Harriett Tubman had inspired me in my younger years to take the steps I needed to take—to find my own sense of peace.
Lying in the emergency room, I thought of Harriet and imagined what she might say. I couldn’t help but laugh at my circumstance, for surely she would have done the same. This remarkable little woman, who endured unspeakable trials, wouldn’t have been fazed by a few broken bones.
My fingers are starting to work again, and with them, threads of a new book are emerging. I think I needed this pause, unwanted though it was and is!
During these past weeks of rest and healing, I have frequently thought about friends, family, and strangers with disabilities. I felt especially close to my dad, who lost his arm in a farming accident when he was a young man in his thirties. I also thought about Fred and his artificial leg, about Joyce and her wheelchair, and about so many others who graciously go about their day—without complaint.
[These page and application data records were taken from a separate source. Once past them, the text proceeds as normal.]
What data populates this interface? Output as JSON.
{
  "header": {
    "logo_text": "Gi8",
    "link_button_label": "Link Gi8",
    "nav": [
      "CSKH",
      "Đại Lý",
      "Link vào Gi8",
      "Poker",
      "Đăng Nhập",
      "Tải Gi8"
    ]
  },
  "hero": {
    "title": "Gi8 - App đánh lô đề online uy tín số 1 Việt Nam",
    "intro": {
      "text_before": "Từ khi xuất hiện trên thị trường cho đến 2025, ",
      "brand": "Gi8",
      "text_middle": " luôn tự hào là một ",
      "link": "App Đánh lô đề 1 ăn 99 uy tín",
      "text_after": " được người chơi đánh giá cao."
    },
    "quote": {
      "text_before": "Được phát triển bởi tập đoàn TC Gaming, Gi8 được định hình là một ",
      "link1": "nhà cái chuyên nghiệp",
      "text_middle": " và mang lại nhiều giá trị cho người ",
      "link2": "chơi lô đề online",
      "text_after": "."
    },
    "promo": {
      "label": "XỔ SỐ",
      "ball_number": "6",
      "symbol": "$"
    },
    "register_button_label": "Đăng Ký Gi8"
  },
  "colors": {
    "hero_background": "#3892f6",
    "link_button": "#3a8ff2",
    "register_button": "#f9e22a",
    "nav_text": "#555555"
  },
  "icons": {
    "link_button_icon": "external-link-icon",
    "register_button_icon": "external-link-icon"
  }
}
As I experienced my limitations, I became acutely aware that I am (and you are) surrounded by folks with far greater handicaps than any of us might ever know.
And, I’m reminded of Mary T. Lathrap’s poem (Walk a Mile in His Moccasins). A few of its haunting lines read:
Pray, don't find fault with the man that limps,
Or stumbles along the road.
Unless you have worn the moccasins he wears,
Or stumbled beneath the same load.
There may be tears in his soles that hurt
Though hidden away from view.
The burden he bears placed on your back
May cause you to stumble and fall, too.
Take the time to walk a mile in his moccasins.